[Dataset rows for apps and sites]
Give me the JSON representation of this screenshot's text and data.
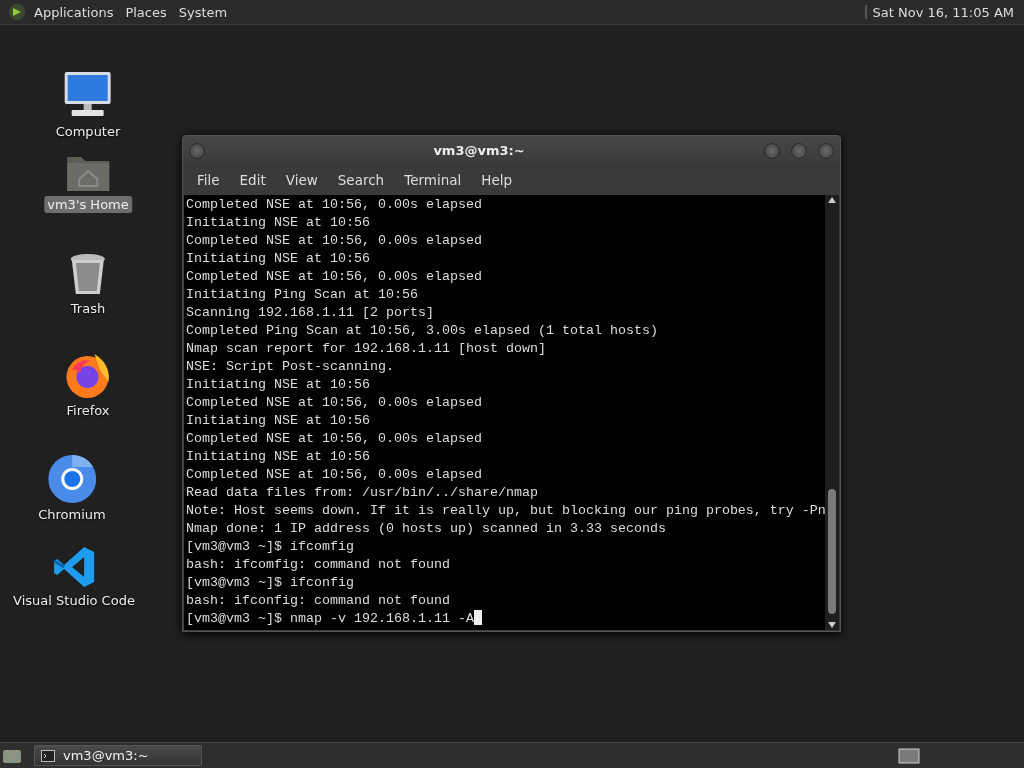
{
  "top_panel": {
    "menus": [
      "Applications",
      "Places",
      "System"
    ],
    "clock": "Sat Nov 16, 11:05 AM"
  },
  "desktop_icons": [
    {
      "kind": "computer",
      "label": "Computer",
      "selected": false
    },
    {
      "kind": "home",
      "label": "vm3's Home",
      "selected": true
    },
    {
      "kind": "trash",
      "label": "Trash",
      "selected": false
    },
    {
      "kind": "firefox",
      "label": "Firefox",
      "selected": false
    },
    {
      "kind": "chromium",
      "label": "Chromium",
      "selected": false
    },
    {
      "kind": "vscode",
      "label": "Visual Studio Code",
      "selected": false
    }
  ],
  "window": {
    "title": "vm3@vm3:~",
    "menu": [
      "File",
      "Edit",
      "View",
      "Search",
      "Terminal",
      "Help"
    ],
    "lines": [
      "Completed NSE at 10:56, 0.00s elapsed",
      "Initiating NSE at 10:56",
      "Completed NSE at 10:56, 0.00s elapsed",
      "Initiating NSE at 10:56",
      "Completed NSE at 10:56, 0.00s elapsed",
      "Initiating Ping Scan at 10:56",
      "Scanning 192.168.1.11 [2 ports]",
      "Completed Ping Scan at 10:56, 3.00s elapsed (1 total hosts)",
      "Nmap scan report for 192.168.1.11 [host down]",
      "NSE: Script Post-scanning.",
      "Initiating NSE at 10:56",
      "Completed NSE at 10:56, 0.00s elapsed",
      "Initiating NSE at 10:56",
      "Completed NSE at 10:56, 0.00s elapsed",
      "Initiating NSE at 10:56",
      "Completed NSE at 10:56, 0.00s elapsed",
      "Read data files from: /usr/bin/../share/nmap",
      "Note: Host seems down. If it is really up, but blocking our ping probes, try -Pn",
      "Nmap done: 1 IP address (0 hosts up) scanned in 3.33 seconds",
      "[vm3@vm3 ~]$ ifcomfig",
      "bash: ifcomfig: command not found",
      "[vm3@vm3 ~]$ ifconfig",
      "bash: ifconfig: command not found",
      "[vm3@vm3 ~]$ nmap -v 192.168.1.11 -A"
    ]
  },
  "taskbar": {
    "tasks": [
      {
        "label": "vm3@vm3:~",
        "selected": true
      }
    ]
  }
}
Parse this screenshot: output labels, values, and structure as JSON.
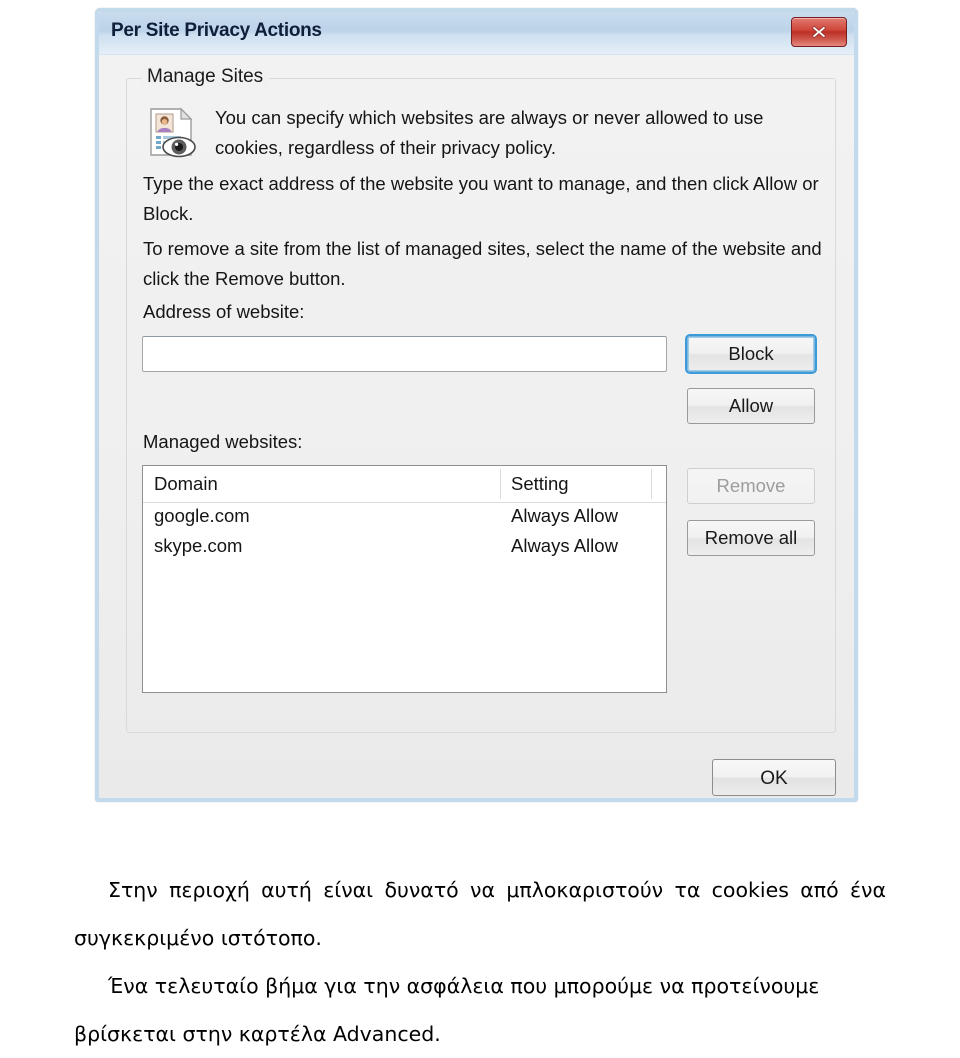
{
  "window": {
    "title": "Per Site Privacy Actions",
    "close_icon": "close-icon"
  },
  "groupbox": {
    "legend": "Manage Sites",
    "icon": "privacy-document-eye-icon",
    "info_text": "You can specify which websites are always or never allowed to use cookies, regardless of their privacy policy.",
    "type_text": "Type the exact address of the website you want to manage, and then click Allow or Block.",
    "remove_text": "To remove a site from the list of managed sites, select the name of the website and click the Remove button."
  },
  "address": {
    "label": "Address of website:",
    "value": "",
    "placeholder": ""
  },
  "buttons": {
    "block": "Block",
    "allow": "Allow",
    "remove": "Remove",
    "remove_all": "Remove all",
    "ok": "OK"
  },
  "managed": {
    "label": "Managed websites:",
    "columns": [
      "Domain",
      "Setting"
    ],
    "rows": [
      {
        "domain": "google.com",
        "setting": "Always Allow"
      },
      {
        "domain": "skype.com",
        "setting": "Always Allow"
      }
    ]
  },
  "caption": {
    "paragraph1": "Στην περιοχή αυτή είναι δυνατό να μπλοκαριστούν τα cookies από ένα συγκεκριμένο ιστότοπο.",
    "paragraph2": "Ένα τελευταίο βήμα για την ασφάλεια που μπορούμε να προτείνουμε βρίσκεται στην καρτέλα Advanced."
  },
  "colors": {
    "titlebar": "#bcd3e8",
    "close_button": "#c8362c",
    "focus_ring": "#3c9ad8",
    "dialog_bg": "#f0f0f0",
    "window_border": "#c3d9ec"
  }
}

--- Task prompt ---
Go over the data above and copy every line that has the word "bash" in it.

--- Response area ---
      "bash: ifcomfig: command not found",
      "bash: ifconfig: command not found",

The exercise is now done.